This report usually garners media interest, and is generally used as a barometer for measuring how action against human trafficking is going in the UK. We’ve dug into the data to look beyond the headlines, and see what other stories are hiding in the statistics.
Are there more victims?
The media frenzy usually centres round the figure of the number of potential victims submitted to the NRM in that year. The total number of referrals has increased year on year each time the report has been compiled. In 2018 it was 6993, in 2017 it was 5145, in 2016 it was 3,804. This year’s figure is a 36% increase on the 2017 total. What has led to this increase? Are there more victims to be found, or are we just better at finding them? It’s more likely to be the latter. As public understanding of modern slavery has increased, so naturally will referrals. The same goes for increased awareness levels within the police and statutory agencies. Additionally people who may previously have been treated as offenders – for example young people groomed and forced to sell drugs, commonly known as county lines – are now treated as victims. The increase in county lines activity is noted in the report as the key factor in driving the increase in referrals.
So have all these people been exploited in the UK?
To receive support from the government, you don’t need to have been exploited here. The report notes that “in 2018, 1,986 (28%) of referrals reported that the location of exploitation was overseas only.” It is to the credit of the government that their support does not rely on proving exploitation in the UK. However, these statistics are often used to talk exclusively about exploitation in the UK, not elsewhere in the world, so it is worth noting this in any analysis of the report.
How many people are ‘officially’ victims of modern slavery?
This report counts ‘potential’ victims of modern slavery.

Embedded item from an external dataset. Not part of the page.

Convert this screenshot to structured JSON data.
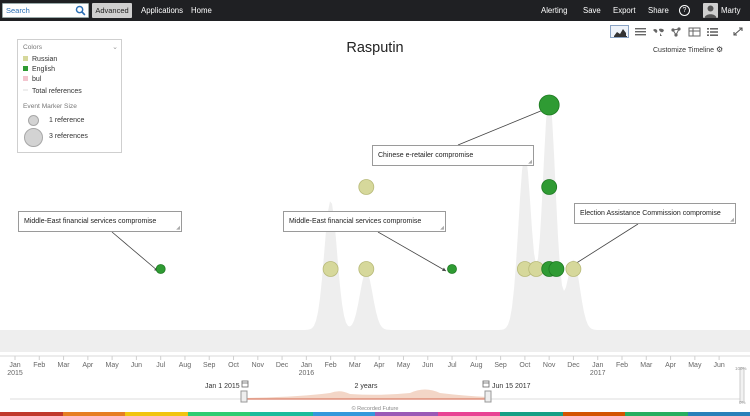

They are people who have been initially identified as victims, but they may have not yet received an official status from the government about whether or not they are confirmed by the state to be a victim. This process has two stages, and the result is determined by one of two ‘competent authorities’.
In Annex G of the report, we can see the decision status of the total numbers of exploited people. Of those 6,993 potential victims found in 2018 a staggering 3,706, over 50% of the potential victims, have still not received a conclusive grounds decision. The vast majority of these cases – 3,007 – are non-UK and non-EU nationals, whose decisions are looked after by UK Visas and Immigration (UKVI).
This raises a few questions. Firstly why are UKVI experiencing such a backlog when the other competent authority (the NCA’s Modern Slavery & Human Trafficking Unit) are not? Secondly, what is happening to all of these victims who are waiting for their status to be confirmed?
We have heard from organisations supporting survivors that it is traumatic for their clients to have to wait a long time for a decision. The feeling of being in limbo, and in another situation that is outside their control, makes it difficult for them to begin the healing process. The report does not disclose how long the average person is kept waiting, but any delay could be detrimental to their recovery.
It is interesting to contrast and compare these statistics to previous years and note trends and changes, but at the end of the day it is important to remember that each number is a real person, who has no doubt gone through a traumatic experience, whether or not they meet the criteria of an ‘official’ victim of modern slavery. We pray that each person represented by these statistics would find safety and healing.